**What is needed:**
Please copy out all lines of the entries that contain the word "JSON".

**Information supplied:**

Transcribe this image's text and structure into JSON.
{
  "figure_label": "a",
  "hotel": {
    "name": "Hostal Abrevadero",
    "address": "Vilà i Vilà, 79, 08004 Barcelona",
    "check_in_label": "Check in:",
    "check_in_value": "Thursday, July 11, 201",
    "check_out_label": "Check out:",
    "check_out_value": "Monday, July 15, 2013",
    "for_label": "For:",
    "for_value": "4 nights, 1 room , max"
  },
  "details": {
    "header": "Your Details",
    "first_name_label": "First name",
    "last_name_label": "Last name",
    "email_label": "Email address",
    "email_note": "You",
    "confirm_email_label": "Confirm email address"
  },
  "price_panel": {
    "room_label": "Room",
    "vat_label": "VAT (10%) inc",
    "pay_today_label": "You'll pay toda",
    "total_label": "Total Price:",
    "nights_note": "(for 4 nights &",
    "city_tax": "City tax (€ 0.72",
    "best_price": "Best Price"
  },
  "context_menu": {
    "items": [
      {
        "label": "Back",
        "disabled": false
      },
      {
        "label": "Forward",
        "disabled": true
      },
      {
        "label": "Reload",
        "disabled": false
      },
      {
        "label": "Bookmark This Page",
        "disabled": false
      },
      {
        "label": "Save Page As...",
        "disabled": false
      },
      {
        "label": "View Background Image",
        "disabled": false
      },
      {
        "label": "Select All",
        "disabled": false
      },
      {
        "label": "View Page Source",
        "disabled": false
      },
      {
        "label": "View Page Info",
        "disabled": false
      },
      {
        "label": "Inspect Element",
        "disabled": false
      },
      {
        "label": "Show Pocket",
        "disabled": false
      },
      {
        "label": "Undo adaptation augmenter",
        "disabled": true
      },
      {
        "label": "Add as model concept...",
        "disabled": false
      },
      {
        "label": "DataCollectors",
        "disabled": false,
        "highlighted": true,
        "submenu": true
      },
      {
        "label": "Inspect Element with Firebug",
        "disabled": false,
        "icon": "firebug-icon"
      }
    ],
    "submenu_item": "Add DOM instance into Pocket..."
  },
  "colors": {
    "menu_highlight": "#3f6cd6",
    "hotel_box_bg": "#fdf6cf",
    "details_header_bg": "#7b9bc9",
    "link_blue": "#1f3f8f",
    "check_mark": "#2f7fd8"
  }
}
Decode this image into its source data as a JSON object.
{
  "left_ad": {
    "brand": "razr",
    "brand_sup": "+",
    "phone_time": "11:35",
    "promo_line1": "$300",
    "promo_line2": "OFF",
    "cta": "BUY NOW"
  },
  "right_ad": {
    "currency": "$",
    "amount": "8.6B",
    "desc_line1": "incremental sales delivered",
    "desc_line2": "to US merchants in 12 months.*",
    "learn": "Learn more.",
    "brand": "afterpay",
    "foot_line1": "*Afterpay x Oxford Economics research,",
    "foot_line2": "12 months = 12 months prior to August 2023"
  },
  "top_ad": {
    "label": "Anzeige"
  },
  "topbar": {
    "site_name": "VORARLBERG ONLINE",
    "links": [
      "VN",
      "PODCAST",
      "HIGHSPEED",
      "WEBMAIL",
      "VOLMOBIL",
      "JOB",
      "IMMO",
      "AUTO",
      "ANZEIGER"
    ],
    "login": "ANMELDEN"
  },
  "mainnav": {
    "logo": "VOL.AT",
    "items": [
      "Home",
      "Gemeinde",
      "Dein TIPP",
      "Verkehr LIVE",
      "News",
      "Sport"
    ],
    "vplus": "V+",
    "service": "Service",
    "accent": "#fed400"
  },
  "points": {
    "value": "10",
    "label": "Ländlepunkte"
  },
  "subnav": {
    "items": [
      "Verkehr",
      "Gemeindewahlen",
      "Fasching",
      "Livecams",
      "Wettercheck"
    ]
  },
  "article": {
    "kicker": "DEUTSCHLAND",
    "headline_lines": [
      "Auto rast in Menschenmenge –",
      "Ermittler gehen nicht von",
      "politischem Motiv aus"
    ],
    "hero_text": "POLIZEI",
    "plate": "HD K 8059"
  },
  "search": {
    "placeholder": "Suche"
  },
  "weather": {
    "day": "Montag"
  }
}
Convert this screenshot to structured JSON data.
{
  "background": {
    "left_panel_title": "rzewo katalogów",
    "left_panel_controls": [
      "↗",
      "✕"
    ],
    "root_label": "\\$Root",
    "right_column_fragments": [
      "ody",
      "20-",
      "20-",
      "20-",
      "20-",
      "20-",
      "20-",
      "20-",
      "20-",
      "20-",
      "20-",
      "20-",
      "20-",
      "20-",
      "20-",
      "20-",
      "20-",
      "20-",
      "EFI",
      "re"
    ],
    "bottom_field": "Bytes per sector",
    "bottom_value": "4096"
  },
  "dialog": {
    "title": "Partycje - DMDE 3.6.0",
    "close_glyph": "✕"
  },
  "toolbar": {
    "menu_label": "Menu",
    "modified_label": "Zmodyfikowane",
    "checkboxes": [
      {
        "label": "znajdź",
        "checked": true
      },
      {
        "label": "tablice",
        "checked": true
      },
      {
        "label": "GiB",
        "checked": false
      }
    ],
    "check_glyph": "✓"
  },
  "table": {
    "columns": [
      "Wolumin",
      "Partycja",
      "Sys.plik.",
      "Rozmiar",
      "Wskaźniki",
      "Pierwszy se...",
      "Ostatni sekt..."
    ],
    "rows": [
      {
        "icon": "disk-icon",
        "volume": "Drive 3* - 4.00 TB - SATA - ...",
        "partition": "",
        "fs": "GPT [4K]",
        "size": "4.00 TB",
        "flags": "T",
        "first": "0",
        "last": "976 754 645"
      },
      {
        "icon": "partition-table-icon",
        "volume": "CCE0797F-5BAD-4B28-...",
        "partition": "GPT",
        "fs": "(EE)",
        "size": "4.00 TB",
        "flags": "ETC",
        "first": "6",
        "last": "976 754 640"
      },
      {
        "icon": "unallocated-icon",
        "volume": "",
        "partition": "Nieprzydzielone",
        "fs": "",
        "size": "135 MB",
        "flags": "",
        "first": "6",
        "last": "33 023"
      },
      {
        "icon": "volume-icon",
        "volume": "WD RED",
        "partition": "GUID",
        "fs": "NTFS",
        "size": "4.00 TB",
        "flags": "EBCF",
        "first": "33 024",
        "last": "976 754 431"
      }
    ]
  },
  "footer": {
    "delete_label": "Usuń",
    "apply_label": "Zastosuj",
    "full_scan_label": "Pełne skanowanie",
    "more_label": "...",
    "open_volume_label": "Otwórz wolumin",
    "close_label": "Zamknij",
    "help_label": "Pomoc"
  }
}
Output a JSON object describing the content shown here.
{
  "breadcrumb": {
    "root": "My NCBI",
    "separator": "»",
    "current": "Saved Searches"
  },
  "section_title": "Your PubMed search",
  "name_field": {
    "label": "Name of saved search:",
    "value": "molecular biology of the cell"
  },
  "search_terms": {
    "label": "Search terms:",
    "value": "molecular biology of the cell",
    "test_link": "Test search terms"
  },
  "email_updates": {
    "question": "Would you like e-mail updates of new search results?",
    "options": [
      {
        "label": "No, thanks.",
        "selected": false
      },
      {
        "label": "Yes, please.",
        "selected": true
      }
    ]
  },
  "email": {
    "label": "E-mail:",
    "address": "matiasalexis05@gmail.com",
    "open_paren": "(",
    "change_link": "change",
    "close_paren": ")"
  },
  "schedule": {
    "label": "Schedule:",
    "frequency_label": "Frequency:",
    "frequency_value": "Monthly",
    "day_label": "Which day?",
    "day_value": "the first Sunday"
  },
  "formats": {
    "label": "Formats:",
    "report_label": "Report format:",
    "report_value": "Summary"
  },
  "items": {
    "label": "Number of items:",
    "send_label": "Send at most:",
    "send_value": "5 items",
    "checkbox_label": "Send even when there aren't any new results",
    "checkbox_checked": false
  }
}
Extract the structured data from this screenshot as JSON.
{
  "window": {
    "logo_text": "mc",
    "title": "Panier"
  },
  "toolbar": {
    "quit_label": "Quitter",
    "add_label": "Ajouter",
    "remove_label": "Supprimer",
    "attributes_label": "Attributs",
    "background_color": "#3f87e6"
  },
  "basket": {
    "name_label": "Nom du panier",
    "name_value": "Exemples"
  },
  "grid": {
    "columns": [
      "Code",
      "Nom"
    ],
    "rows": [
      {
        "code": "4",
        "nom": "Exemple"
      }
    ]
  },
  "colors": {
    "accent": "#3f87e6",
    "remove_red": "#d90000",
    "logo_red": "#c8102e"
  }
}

**Solution to the problem:**
Transcribe this image's text and structure into JSON.
Decode this image into its source data as a JSON object.
Convert this screenshot to structured JSON data.
Output a JSON object describing the content shown here.
Extract the structured data from this screenshot as JSON.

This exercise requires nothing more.